Consider the following jobs/roles:
Project manager: This person holds the team accountable by ensuring the project is complete by the specific deadline and follows the rules. They may have a timer or stopwatch in this position.
Supply manager: This person ensures the group has the correct amount of supplies and uses the supplies correctly and safely.
Reporter/Artist: A reporter records the team’s thoughts and reports on the final project to the class. Since they’re little, they can draw pictures to document the team’s thoughts and findings.
5 – The challenges were too complex.
When I began teaching STEM, I noticed the students were beyond frustrated. They were shutting down, crying, and arguing over what to do. Since we were doing lessons designed for 3 – 5, I had to simplify the task. I did this by breaking down the STEM challenges so that they were one-step challenges.

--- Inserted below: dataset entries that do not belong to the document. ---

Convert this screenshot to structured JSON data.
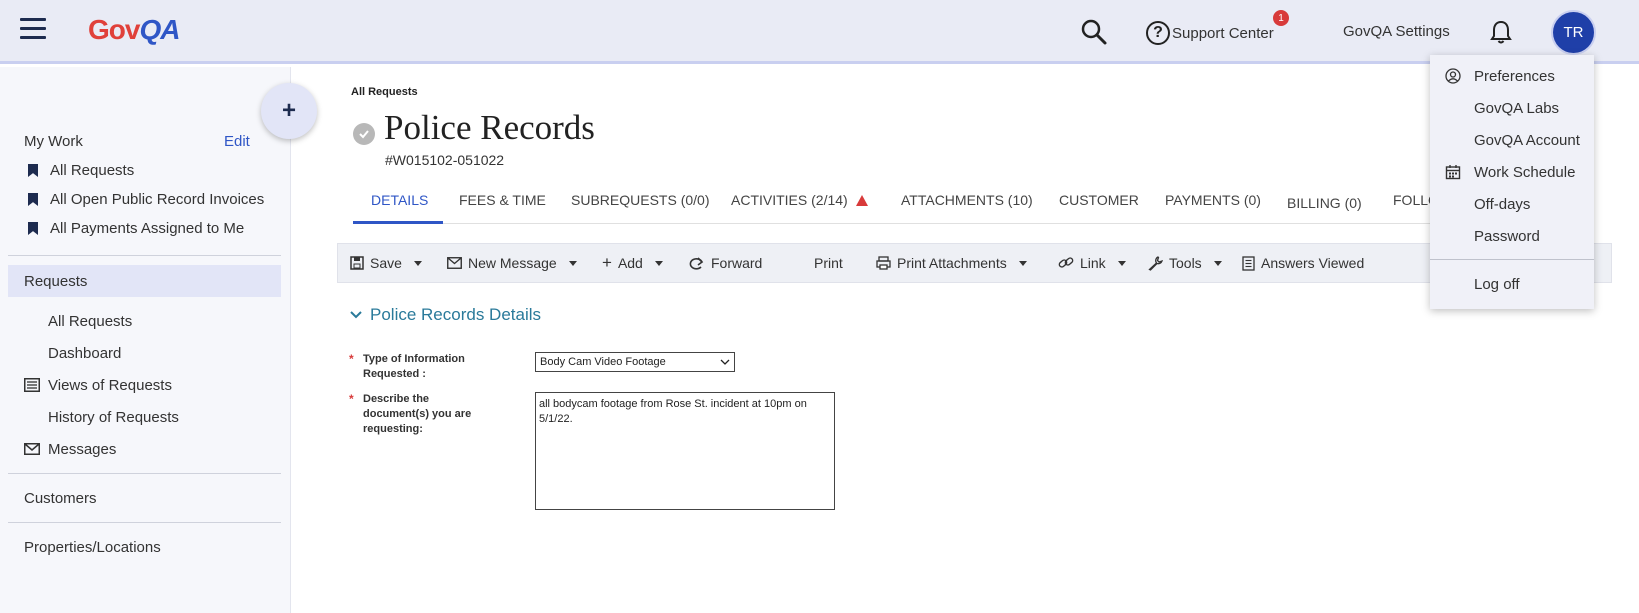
{
  "header": {
    "logo_gov": "Gov",
    "logo_qa": "QA",
    "support_label": "Support Center",
    "support_badge": "1",
    "settings_label": "GovQA Settings",
    "avatar_initials": "TR"
  },
  "sidebar": {
    "fab_label": "+",
    "my_work": "My Work",
    "edit": "Edit",
    "bookmarks": [
      "All Requests",
      "All Open Public Record Invoices",
      "All Payments Assigned to Me"
    ],
    "requests": "Requests",
    "sub_items": [
      "All Requests",
      "Dashboard",
      "Views of Requests",
      "History of Requests",
      "Messages"
    ],
    "customers": "Customers",
    "properties": "Properties/Locations"
  },
  "main": {
    "breadcrumb": "All Requests",
    "title": "Police Records",
    "request_id": "#W015102-051022",
    "tabs": [
      "DETAILS",
      "FEES & TIME",
      "SUBREQUESTS (0/0)",
      "ACTIVITIES (2/14)",
      "ATTACHMENTS (10)",
      "CUSTOMER",
      "PAYMENTS (0)",
      "BILLING (0)",
      "FOLLO"
    ],
    "toolbar": {
      "save": "Save",
      "new_message": "New Message",
      "add": "Add",
      "forward": "Forward",
      "print": "Print",
      "print_attachments": "Print Attachments",
      "link": "Link",
      "tools": "Tools",
      "answers_viewed": "Answers Viewed"
    },
    "section_title": "Police Records Details",
    "fields": {
      "type_label": "Type of Information Requested :",
      "type_value": "Body Cam Video Footage",
      "describe_label": "Describe the  document(s) you are requesting:",
      "describe_value": "all bodycam footage from Rose St. incident at 10pm on 5/1/22."
    }
  },
  "user_menu": {
    "items": [
      "Preferences",
      "GovQA Labs",
      "GovQA Account",
      "Work Schedule",
      "Off-days",
      "Password"
    ],
    "logoff": "Log off"
  },
  "colors": {
    "accent": "#2f56c6",
    "header_bg": "#e9ebf5",
    "avatar_bg": "#1f3fa8",
    "alert_red": "#d83a3a",
    "section_teal": "#2a7a9a"
  }
}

For example, when we made a pendulum that hit a golf ball inside a cup, we first researched what a pendulum was. Then, we had to experiment with building simple towers and bridges using K’nex (since that was the material required for the pendulum). Then, we graduated to making a pendulum out of K’nex. They had to experiment with the pendulum where it would most successfully get the ball into the cup.

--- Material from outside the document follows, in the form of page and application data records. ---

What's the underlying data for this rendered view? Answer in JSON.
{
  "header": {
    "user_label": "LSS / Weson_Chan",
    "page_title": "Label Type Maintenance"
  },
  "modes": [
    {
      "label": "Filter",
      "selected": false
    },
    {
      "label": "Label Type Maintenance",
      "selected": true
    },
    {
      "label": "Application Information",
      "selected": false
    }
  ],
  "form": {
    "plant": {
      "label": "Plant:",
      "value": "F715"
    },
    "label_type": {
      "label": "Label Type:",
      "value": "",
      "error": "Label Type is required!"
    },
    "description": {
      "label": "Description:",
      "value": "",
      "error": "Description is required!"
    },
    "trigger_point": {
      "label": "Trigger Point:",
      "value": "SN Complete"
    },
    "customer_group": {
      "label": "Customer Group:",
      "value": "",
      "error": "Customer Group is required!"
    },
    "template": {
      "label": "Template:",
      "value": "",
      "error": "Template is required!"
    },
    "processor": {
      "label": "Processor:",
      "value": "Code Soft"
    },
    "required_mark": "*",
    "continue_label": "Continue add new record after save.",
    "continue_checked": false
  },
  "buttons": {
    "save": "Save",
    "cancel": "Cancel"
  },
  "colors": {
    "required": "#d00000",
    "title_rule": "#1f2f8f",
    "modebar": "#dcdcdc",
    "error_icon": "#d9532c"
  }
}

Focus on one-step STEM challenges. The STEM challenge should be standards-based on science, math, reading, or social studies. Something that the kids have prior knowledge of works best. If the STEM challenge is complex, like the example above, then break it down into simple steps.
Keep materials simple. They’re still refining their fine motor skills, so keeping cuts and adhesives simple and clean is essential.
Check out my STEM Box Activities and Challenges here.
6 – I didn’t focus on a growth mindset.
Students in kindergarten need explicit teaching on how to accept failure. Having a growth mindset is having resiliency, GRIT, and being able to persevere. I didn’t realize this when I started teaching STEM, and I wish I had prepared this immediately.
Before students complete a STEM challenge, discuss the growth mindset. This could include topics like:
- What it means to have respect
- How to listen and respond when you disagree
- How to play rock-paper-scissors when you don’t know who should go first
- What you should do when your project fails
- How to react when someone tells you your project isn’t good enough
- What to do when you hear a voice in your head that says, “give up.”
This is key because students are learning how to communicate effectively. This explicit teaching will equip your students with the strategies necessary to be 21st-century thinkers. It’ll also help improve their social-emotional health.
Here’s one last tip!
After you’ve finished teaching STEM in your next challenge, write down three things on a sheet of paper:
- How did the lesson go well?
- What behaviors do you want to improve?
- Were there any moments that surprised you?
Share what went well and what surprised you with your students. Your next mini-lesson should be over what didn’t go well. This could include any growth mindset topic, engineering skill, or a science and math topic. I also like doing this because it helps students with self-awareness.
What tip for teaching STEM do you think is most beneficial to you?